[Start of section]
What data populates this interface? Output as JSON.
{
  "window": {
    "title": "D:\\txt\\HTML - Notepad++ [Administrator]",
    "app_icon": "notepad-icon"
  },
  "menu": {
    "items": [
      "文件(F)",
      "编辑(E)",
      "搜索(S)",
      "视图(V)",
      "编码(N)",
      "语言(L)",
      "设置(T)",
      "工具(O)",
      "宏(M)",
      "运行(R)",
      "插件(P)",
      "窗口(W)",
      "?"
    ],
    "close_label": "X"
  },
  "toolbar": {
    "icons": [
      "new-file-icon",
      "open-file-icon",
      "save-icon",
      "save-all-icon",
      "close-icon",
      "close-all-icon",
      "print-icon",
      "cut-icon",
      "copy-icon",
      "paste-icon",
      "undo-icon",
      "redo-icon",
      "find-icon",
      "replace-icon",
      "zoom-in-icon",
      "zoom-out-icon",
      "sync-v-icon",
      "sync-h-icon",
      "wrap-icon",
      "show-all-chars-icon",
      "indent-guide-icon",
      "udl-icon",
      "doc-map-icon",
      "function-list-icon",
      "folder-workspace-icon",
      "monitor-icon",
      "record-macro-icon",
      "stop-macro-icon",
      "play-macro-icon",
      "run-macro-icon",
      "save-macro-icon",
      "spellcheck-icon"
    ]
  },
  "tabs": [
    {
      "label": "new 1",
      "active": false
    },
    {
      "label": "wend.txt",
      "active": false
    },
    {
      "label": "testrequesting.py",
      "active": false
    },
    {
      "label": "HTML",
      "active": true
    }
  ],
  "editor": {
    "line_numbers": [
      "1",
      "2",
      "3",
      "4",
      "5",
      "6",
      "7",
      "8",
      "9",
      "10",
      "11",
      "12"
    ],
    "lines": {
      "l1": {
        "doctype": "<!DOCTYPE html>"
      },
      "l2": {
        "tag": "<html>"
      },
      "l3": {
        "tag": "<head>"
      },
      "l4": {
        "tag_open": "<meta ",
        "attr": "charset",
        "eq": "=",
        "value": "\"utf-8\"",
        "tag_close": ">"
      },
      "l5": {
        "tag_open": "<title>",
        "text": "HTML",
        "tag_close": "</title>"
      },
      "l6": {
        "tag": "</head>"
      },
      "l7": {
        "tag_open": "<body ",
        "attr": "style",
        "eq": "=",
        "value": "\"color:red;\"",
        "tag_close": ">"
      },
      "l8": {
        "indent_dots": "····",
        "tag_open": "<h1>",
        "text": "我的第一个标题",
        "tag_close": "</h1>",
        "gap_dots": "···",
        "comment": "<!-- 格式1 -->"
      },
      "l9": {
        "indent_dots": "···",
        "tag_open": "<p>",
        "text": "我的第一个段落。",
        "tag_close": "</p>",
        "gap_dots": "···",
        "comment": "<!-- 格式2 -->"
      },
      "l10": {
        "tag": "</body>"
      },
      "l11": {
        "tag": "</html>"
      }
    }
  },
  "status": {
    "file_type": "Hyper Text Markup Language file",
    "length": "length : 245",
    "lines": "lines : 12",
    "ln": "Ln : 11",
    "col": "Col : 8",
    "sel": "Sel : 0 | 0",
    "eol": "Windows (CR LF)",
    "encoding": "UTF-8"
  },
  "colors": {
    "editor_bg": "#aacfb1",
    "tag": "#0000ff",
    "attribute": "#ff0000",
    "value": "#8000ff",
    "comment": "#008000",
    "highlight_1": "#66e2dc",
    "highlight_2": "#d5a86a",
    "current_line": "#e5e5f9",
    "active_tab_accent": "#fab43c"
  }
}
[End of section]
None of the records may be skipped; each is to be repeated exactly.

## [RESPONSE BOX]
What data populates this interface? Output as JSON.
{
  "window": {
    "title": "D:\\txt\\HTML - Notepad++ [Administrator]",
    "app_icon": "notepad-icon"
  },
  "menu": {
    "items": [
      "文件(F)",
      "编辑(E)",
      "搜索(S)",
      "视图(V)",
      "编码(N)",
      "语言(L)",
      "设置(T)",
      "工具(O)",
      "宏(M)",
      "运行(R)",
      "插件(P)",
      "窗口(W)",
      "?"
    ],
    "close_label": "X"
  },
  "toolbar": {
    "icons": [
      "new-file-icon",
      "open-file-icon",
      "save-icon",
      "save-all-icon",
      "close-icon",
      "close-all-icon",
      "print-icon",
      "cut-icon",
      "copy-icon",
      "paste-icon",
      "undo-icon",
      "redo-icon",
      "find-icon",
      "replace-icon",
      "zoom-in-icon",
      "zoom-out-icon",
      "sync-v-icon",
      "sync-h-icon",
      "wrap-icon",
      "show-all-chars-icon",
      "indent-guide-icon",
      "udl-icon",
      "doc-map-icon",
      "function-list-icon",
      "folder-workspace-icon",
      "monitor-icon",
      "record-macro-icon",
      "stop-macro-icon",
      "play-macro-icon",
      "run-macro-icon",
      "save-macro-icon",
      "spellcheck-icon"
    ]
  },
  "tabs": [
    {
      "label": "new 1",
      "active": false
    },
    {
      "label": "wend.txt",
      "active": false
    },
    {
      "label": "testrequesting.py",
      "active": false
    },
    {
      "label": "HTML",
      "active": true
    }
  ],
  "editor": {
    "line_numbers": [
      "1",
      "2",
      "3",
      "4",
      "5",
      "6",
      "7",
      "8",
      "9",
      "10",
      "11",
      "12"
    ],
    "lines": {
      "l1": {
        "doctype": "<!DOCTYPE html>"
      },
      "l2": {
        "tag": "<html>"
      },
      "l3": {
        "tag": "<head>"
      },
      "l4": {
        "tag_open": "<meta ",
        "attr": "charset",
        "eq": "=",
        "value": "\"utf-8\"",
        "tag_close": ">"
      },
      "l5": {
        "tag_open": "<title>",
        "text": "HTML",
        "tag_close": "</title>"
      },
      "l6": {
        "tag": "</head>"
      },
      "l7": {
        "tag_open": "<body ",
        "attr": "style",
        "eq": "=",
        "value": "\"color:red;\"",
        "tag_close": ">"
      },
      "l8": {
        "indent_dots": "····",
        "tag_open": "<h1>",
        "text": "我的第一个标题",
        "tag_close": "</h1>",
        "gap_dots": "···",
        "comment": "<!-- 格式1 -->"
      },
      "l9": {
        "indent_dots": "···",
        "tag_open": "<p>",
        "text": "我的第一个段落。",
        "tag_close": "</p>",
        "gap_dots": "···",
        "comment": "<!-- 格式2 -->"
      },
      "l10": {
        "tag": "</body>"
      },
      "l11": {
        "tag": "</html>"
      }
    }
  },
  "status": {
    "file_type": "Hyper Text Markup Language file",
    "length": "length : 245",
    "lines": "lines : 12",
    "ln": "Ln : 11",
    "col": "Col : 8",
    "sel": "Sel : 0 | 0",
    "eol": "Windows (CR LF)",
    "encoding": "UTF-8"
  },
  "colors": {
    "editor_bg": "#aacfb1",
    "tag": "#0000ff",
    "attribute": "#ff0000",
    "value": "#8000ff",
    "comment": "#008000",
    "highlight_1": "#66e2dc",
    "highlight_2": "#d5a86a",
    "current_line": "#e5e5f9",
    "active_tab_accent": "#fab43c"
  }
}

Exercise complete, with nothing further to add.